Speedrunners Shatter Ocarina of Time World Record By Warping Into The Credits

Illustration for article titled Speedrunners Shatter Ocarina of Time World Record By Warping Into The Credits

The Legend of Zelda: Ocarina of Time has always been a hotbed of speedrunning activity, shifting and warping with new glitches. Whenever it seems there’s no more time to save, another trick is found. The latest involved manipulating the game’s memory itself and has led to a substantial new record.


Yesterday, a new Any% record was set by North American runner Lozoots, clocking in at 13 minutes, 48 seconds, 234 milliseconds. Lozoots then improved this time to 12:59, dropping the record underneath 13 minutes.
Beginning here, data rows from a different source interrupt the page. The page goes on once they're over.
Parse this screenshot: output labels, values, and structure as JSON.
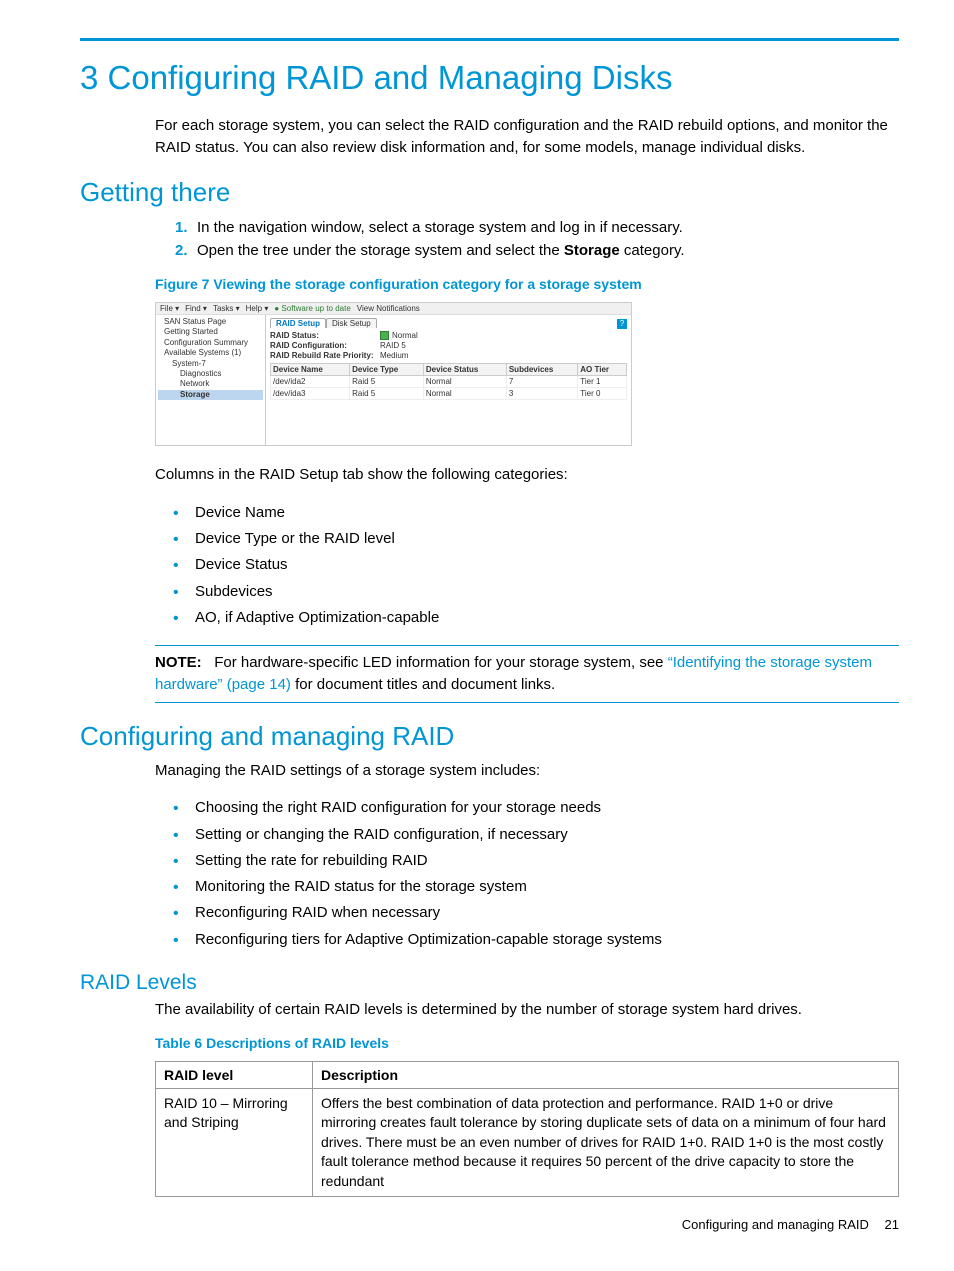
{
  "chapter": {
    "title": "3 Configuring RAID and Managing Disks",
    "intro": "For each storage system, you can select the RAID configuration and the RAID rebuild options, and monitor the RAID status. You can also review disk information and, for some models, manage individual disks."
  },
  "getting_there": {
    "heading": "Getting there",
    "steps": [
      "In the navigation window, select a storage system and log in if necessary.",
      "Open the tree under the storage system and select the Storage category."
    ],
    "step_strong_word": "Storage"
  },
  "figure": {
    "caption": "Figure 7 Viewing the storage configuration category for a storage system",
    "menubar": [
      "File ▾",
      "Find ▾",
      "Tasks ▾",
      "Help ▾",
      "Software up to date",
      "View Notifications"
    ],
    "tree": [
      {
        "label": "SAN Status Page",
        "indent": 1
      },
      {
        "label": "Getting Started",
        "indent": 1
      },
      {
        "label": "Configuration Summary",
        "indent": 1
      },
      {
        "label": "Available Systems (1)",
        "indent": 1
      },
      {
        "label": "System-7",
        "indent": 2
      },
      {
        "label": "Diagnostics",
        "indent": 3
      },
      {
        "label": "Network",
        "indent": 3
      },
      {
        "label": "Storage",
        "indent": 3,
        "selected": true
      }
    ],
    "tabs": {
      "active": "RAID Setup",
      "other": "Disk Setup"
    },
    "kv": [
      {
        "k": "RAID Status:",
        "v": "Normal",
        "status": true
      },
      {
        "k": "RAID Configuration:",
        "v": "RAID 5"
      },
      {
        "k": "RAID Rebuild Rate Priority:",
        "v": "Medium"
      }
    ],
    "table": {
      "headers": [
        "Device Name",
        "Device Type",
        "Device Status",
        "Subdevices",
        "AO Tier"
      ],
      "rows": [
        [
          "/dev/ida2",
          "Raid 5",
          "Normal",
          "7",
          "Tier 1"
        ],
        [
          "/dev/ida3",
          "Raid 5",
          "Normal",
          "3",
          "Tier 0"
        ]
      ]
    },
    "help_icon": "?"
  },
  "columns_intro": "Columns in the RAID Setup tab show the following categories:",
  "columns_list": [
    "Device Name",
    "Device Type or the RAID level",
    "Device Status",
    "Subdevices",
    "AO, if Adaptive Optimization-capable"
  ],
  "note": {
    "label": "NOTE:",
    "text_before_link": "For hardware-specific LED information for your storage system, see ",
    "link": "“Identifying the storage system hardware” (page 14)",
    "text_after_link": " for document titles and document links."
  },
  "managing": {
    "heading": "Configuring and managing RAID",
    "intro": "Managing the RAID settings of a storage system includes:",
    "items": [
      "Choosing the right RAID configuration for your storage needs",
      "Setting or changing the RAID configuration, if necessary",
      "Setting the rate for rebuilding RAID",
      "Monitoring the RAID status for the storage system",
      "Reconfiguring RAID when necessary",
      "Reconfiguring tiers for Adaptive Optimization-capable storage systems"
    ]
  },
  "raid_levels": {
    "heading": "RAID Levels",
    "intro": "The availability of certain RAID levels is determined by the number of storage system hard drives.",
    "table_caption": "Table 6 Descriptions of RAID levels",
    "headers": [
      "RAID level",
      "Description"
    ],
    "rows": [
      {
        "level": "RAID 10 – Mirroring and Striping",
        "desc": "Offers the best combination of data protection and performance. RAID 1+0 or drive mirroring creates fault tolerance by storing duplicate sets of data on a minimum of four hard drives. There must be an even number of drives for RAID 1+0. RAID 1+0 is the most costly fault tolerance method because it requires 50 percent of the drive capacity to store the redundant"
      }
    ]
  },
  "footer": {
    "text": "Configuring and managing RAID",
    "page": "21"
  }
}
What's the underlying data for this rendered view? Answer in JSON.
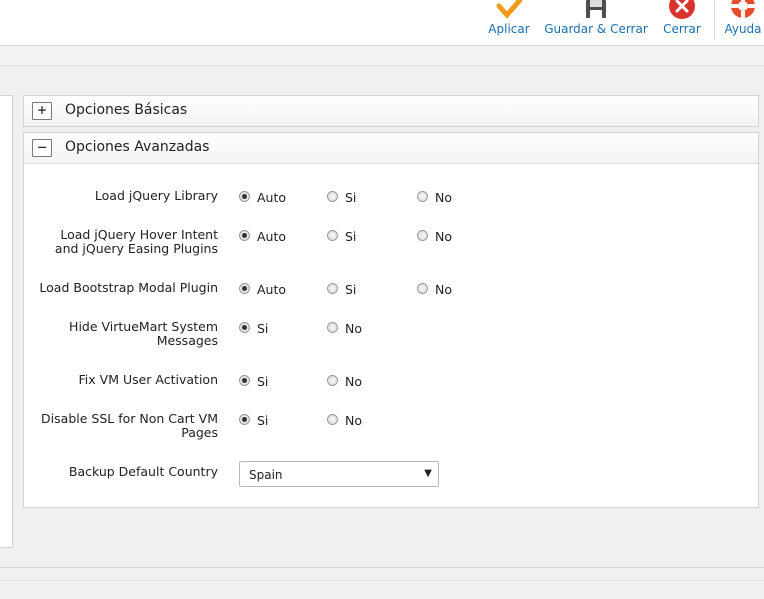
{
  "toolbar": {
    "apply_label": "Aplicar",
    "save_close_label": "Guardar & Cerrar",
    "close_label": "Cerrar",
    "help_label": "Ayuda",
    "apply_icon": "checkmark-icon",
    "save_icon": "floppy-disk-icon",
    "close_icon": "red-x-icon",
    "help_icon": "lifebuoy-icon"
  },
  "accordion": {
    "basic": {
      "title": "Opciones Básicas",
      "toggle": "+"
    },
    "advanced": {
      "title": "Opciones Avanzadas",
      "toggle": "−"
    }
  },
  "options": {
    "jquery": {
      "label": "Load jQuery Library",
      "choices": [
        "Auto",
        "Si",
        "No"
      ],
      "selected": "Auto"
    },
    "hover": {
      "label_line1": "Load jQuery Hover Intent",
      "label_line2": "and jQuery Easing Plugins",
      "choices": [
        "Auto",
        "Si",
        "No"
      ],
      "selected": "Auto"
    },
    "bootstrap": {
      "label": "Load Bootstrap Modal Plugin",
      "choices": [
        "Auto",
        "Si",
        "No"
      ],
      "selected": "Auto"
    },
    "hide_vm": {
      "label_line1": "Hide VirtueMart System",
      "label_line2": "Messages",
      "choices": [
        "Si",
        "No"
      ],
      "selected": "Si"
    },
    "fix_vm": {
      "label": "Fix VM User Activation",
      "choices": [
        "Si",
        "No"
      ],
      "selected": "Si"
    },
    "ssl": {
      "label_line1": "Disable SSL for Non Cart VM",
      "label_line2": "Pages",
      "choices": [
        "Si",
        "No"
      ],
      "selected": "Si"
    },
    "country": {
      "label": "Backup Default Country",
      "value": "Spain"
    }
  },
  "colors": {
    "toolbar_link": "#1b6fb0",
    "apply_orange": "#f29a1c",
    "close_red": "#d9332e"
  }
}
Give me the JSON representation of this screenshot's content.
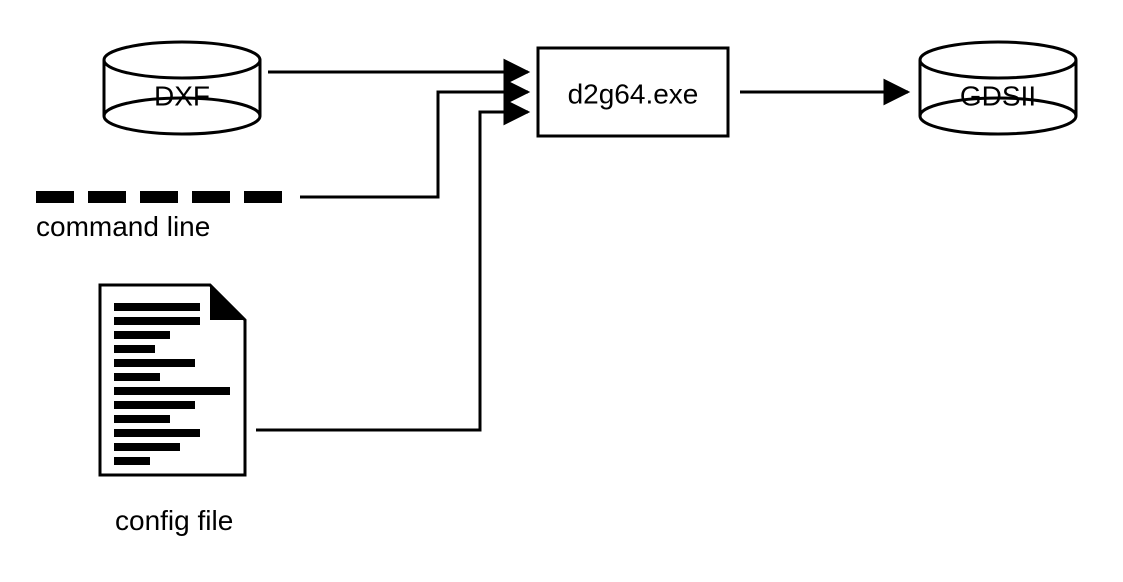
{
  "nodes": {
    "dxf": {
      "label": "DXF"
    },
    "cmdline": {
      "label": "command line"
    },
    "config": {
      "label": "config file"
    },
    "process": {
      "label": "d2g64.exe"
    },
    "gdsii": {
      "label": "GDSII"
    }
  }
}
The previous world record, 16 minutes 58 second, 366 milliseconds, was held for six months by speedrunner Torje Amundsen. Amundsen’s run was the culmination of a four-year effort to finally get the record below 17 minutes. Lozoots’ new records blast past that thanks to a trick that allows players to warp directly into the game’s credits. Ocarina of Time’s speedrun has been drastically altered by this glitch. It bypasess two boss fights⁠—one against the game’s first boss, and another against Ganon⁠—and removes the escape sequence from Ganon’s crumbling castle, cutting out a significant amount of time.

The credits warp is possible thanks to something called SRM, or “Stale Reference Manipulation.” Stale Reference Manipulation allows players to overwrite Ocarina of Time’s code, particularly values involving “actors” within the game world. It was a trick originally used to change the contents of treasure chests until other uses were found, including a variation that allowed Majora’s Mask speedrunners to achieve their Holy Grail trick of warping directly to the end of game on the Moon. SRM allows runners to perform arbitrary code execution that involves the player acting in highly specific ways that actually alter the game’s memory values. The steps might seem weird and nonsensical to those unfamiliar with the technique, but each step is extremely deliberate.

The requirements for a credits warp were found on January 3, but it wasn’t clear if runners could perform the trick in a real-time run. It turns out that they can, provided they have the right console: a Nintendo 64. Glitches in speedruns are often dependent on consoles, which often leads runners to flock to certain hardware. A trick called “Get Item Manipulation” significantly helped lower the world record in 2016 but was performed on Wii Virtual Console since it would crash the Nintendo 64 version when first discovered. Alternative methods for performing the trick were subsequently found.

The steps to alter Ocarina of Time’s memory to achieve a credits warp on the Nintendo 64 are complex, to say the least. It requires an ocarina which, in Lozoots most recent route, means leaving the Kokiri Forest early before returning to the Deku Tree to grab the slingshot. These two items are required in order to perform the specific movements and additional glitches necessary for the warp. If a runner performs these movements throughout Kokiri Village, as seen in the video above, the game memory is altered and they are taken right to the credits.

Substantial discoveries such as this credits warp lead to burst periods of new world records and optimizations. Cutting off three minutes is a significant timesave, and it’s likely we will see Ocarina of Time’s world record lower even further in the weeks to come.

Former Senior Writer and Critic at Kotaku.



So I’m not knocking Any%’s - I’m totally for ‘em. So long as each challenge sticks to the same rules, then it’s all competition to me.

I’m just saying that this one in particular raises some questions for me, because at what moment has the Any% runs been considered “complete”? The moment you land the last blow on Ganon, not when the credits roll. If you skip the moment where you land the blow that everyone else was stopping their watches at, then are you still competing in the same category?

I’m not saying I couldn’t be convinced I’m wrong about it either, but I’m wondering what can and can’t be skipped to be considered in the same category as the other Any% runs.